WILMINGTON, Del. — A U.S. Bankruptcy Court judge has ordered Furniture Brands International to deposit nearly $1 million in an interest-bearing bank account to cover its future expense obligations to utility companies.
Judge Christopher S. Sontchi wrote that this account should be maintained over time with a minimum balance of $990,000, an amount equal to two weeks service. This figure is based on the historical average cost of utilities expenses Furniture Brands has incurred over the past 12 months.
The balance is for other energy providers that include the City of Okolona Electric Department ($31,000); the City of Tupelo Water and Light Department ($2,700); Georgia Power Co. ($1,199); Lee County, Miss. ($2,500); Duke Energy Florida ($3,608), Connecticut Light and Power ($4,583); Yankee Gas Service Co. ($993) and Virginia Electric and Power Co. ($12,472).

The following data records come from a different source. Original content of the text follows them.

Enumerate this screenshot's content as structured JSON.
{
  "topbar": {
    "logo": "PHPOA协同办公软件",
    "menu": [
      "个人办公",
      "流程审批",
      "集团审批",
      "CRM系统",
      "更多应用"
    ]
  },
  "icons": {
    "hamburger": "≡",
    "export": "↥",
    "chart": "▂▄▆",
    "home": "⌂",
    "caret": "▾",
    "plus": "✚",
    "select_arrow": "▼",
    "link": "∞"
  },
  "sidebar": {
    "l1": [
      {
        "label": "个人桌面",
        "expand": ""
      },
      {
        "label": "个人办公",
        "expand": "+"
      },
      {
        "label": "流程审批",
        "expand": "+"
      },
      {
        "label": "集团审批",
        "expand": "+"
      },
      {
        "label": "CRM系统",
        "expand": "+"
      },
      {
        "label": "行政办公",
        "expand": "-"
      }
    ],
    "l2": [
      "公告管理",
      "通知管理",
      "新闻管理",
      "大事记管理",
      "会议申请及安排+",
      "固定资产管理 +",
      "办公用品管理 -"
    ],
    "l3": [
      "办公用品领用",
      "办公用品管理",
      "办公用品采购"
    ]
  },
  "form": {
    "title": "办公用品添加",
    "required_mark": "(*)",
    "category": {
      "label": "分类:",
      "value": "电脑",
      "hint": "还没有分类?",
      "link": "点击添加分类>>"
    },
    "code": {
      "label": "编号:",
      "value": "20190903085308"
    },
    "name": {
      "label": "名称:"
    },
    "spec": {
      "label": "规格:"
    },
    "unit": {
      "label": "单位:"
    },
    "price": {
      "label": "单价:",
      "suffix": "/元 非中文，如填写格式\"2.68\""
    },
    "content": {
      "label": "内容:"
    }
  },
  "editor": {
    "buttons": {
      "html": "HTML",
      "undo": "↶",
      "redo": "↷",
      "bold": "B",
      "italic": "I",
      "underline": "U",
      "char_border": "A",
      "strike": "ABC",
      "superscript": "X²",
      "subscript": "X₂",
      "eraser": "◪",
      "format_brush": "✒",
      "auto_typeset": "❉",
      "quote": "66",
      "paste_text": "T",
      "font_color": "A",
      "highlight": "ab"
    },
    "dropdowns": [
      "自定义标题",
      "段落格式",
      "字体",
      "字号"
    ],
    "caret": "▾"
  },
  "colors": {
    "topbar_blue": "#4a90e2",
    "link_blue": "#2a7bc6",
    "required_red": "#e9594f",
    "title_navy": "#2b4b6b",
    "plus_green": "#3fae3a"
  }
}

In return for the setting up and maintaining this account, the court ordered that these utilities cannot alter, refuse or discontinue service based on their concerns regarding bills that were unpaid before Furniture Brands International's Sept. 9 Chapter 11 bankruptcy filing.
The utilities previously argued that they needed some assurance that Furniture Brands would continue to pay its utility bills. Among the requests was to set up an account with adequate reserves to cover the expenses over time.
The utilities also originally feared that the account would be undercapitalized and that it could be depleted by other utilities. They were also concerned that FBI didn't propose access procedures or limits and that the account wasn't required to be replenished.
In a related bankruptcy proceeding, Judge Sontchi approved FBI paying certain critical foreign and domestic vendors prepetition claims not to exceed $13 million. FBI said this was important in order to continue receiving products and services from those vendors, which were not named in the order.
In return, these vendors are required to continue providing goods and services on favorable terms to FBI. If a vendor accepts payment from FBI and fails to provide service on FBI's terms, the company can recover this money or apply as a credit to any outstanding postpetition claim from that vendor, the court said.